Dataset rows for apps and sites
━━━━

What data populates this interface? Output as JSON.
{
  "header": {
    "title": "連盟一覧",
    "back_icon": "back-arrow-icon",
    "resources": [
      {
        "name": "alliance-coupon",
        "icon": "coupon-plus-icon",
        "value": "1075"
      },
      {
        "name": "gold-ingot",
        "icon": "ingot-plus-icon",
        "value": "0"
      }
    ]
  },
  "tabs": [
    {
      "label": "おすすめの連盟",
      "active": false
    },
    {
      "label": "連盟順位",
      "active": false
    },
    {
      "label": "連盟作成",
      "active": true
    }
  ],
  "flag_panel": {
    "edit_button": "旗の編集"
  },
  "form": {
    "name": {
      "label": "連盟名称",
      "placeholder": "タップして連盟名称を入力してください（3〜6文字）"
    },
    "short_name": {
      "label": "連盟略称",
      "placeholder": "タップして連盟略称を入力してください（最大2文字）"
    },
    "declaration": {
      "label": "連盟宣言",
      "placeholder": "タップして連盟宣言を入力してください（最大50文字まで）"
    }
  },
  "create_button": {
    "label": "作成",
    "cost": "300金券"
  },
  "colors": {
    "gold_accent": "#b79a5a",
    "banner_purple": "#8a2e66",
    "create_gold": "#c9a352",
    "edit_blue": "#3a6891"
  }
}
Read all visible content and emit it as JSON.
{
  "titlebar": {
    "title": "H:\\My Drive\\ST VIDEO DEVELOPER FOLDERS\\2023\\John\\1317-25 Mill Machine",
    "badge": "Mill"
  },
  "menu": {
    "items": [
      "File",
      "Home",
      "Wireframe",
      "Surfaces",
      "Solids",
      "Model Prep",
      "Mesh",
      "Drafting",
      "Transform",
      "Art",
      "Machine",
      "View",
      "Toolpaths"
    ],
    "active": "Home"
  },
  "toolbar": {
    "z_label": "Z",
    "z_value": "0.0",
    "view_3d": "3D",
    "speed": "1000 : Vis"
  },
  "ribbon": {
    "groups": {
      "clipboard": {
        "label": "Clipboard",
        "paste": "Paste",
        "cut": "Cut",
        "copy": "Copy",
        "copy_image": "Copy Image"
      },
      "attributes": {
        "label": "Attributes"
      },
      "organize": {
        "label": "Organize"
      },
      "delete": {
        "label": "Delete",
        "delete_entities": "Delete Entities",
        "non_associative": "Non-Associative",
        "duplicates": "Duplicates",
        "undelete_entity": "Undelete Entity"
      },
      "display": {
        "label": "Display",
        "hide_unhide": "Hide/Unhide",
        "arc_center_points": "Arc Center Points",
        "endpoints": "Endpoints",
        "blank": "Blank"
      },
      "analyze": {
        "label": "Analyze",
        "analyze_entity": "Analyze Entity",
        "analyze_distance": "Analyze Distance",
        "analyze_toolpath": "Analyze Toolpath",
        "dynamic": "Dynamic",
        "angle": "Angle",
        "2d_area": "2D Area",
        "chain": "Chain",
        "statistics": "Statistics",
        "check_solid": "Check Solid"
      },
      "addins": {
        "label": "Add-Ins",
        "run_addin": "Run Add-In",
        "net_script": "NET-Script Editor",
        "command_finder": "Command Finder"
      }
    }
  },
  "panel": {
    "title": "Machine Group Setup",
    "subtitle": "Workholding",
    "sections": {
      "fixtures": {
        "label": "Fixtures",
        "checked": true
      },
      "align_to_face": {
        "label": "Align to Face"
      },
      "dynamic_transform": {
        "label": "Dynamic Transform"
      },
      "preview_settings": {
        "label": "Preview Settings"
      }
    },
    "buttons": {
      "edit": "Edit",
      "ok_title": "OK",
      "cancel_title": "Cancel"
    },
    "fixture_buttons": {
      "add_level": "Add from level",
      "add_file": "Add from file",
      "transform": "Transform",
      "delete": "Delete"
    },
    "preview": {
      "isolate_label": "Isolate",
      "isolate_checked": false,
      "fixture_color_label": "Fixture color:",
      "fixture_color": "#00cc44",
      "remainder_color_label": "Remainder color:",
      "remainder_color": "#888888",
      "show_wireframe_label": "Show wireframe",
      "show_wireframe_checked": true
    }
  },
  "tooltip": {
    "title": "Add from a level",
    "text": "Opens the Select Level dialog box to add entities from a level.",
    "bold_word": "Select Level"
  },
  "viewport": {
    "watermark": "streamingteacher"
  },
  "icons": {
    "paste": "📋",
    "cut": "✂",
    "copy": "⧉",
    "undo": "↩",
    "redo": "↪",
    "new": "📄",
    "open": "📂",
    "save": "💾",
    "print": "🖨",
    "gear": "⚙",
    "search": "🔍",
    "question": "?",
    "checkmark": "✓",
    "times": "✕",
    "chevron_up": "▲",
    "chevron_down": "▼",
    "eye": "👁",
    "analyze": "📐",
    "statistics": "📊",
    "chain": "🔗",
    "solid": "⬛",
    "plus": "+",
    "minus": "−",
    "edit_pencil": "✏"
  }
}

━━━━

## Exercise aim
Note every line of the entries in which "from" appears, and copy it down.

## Exercise output
      "add_level": "Add from level",
      "add_file": "Add from file",
    "title": "Add from a level",
    "text": "Opens the Select Level dialog box to add entities from a level.",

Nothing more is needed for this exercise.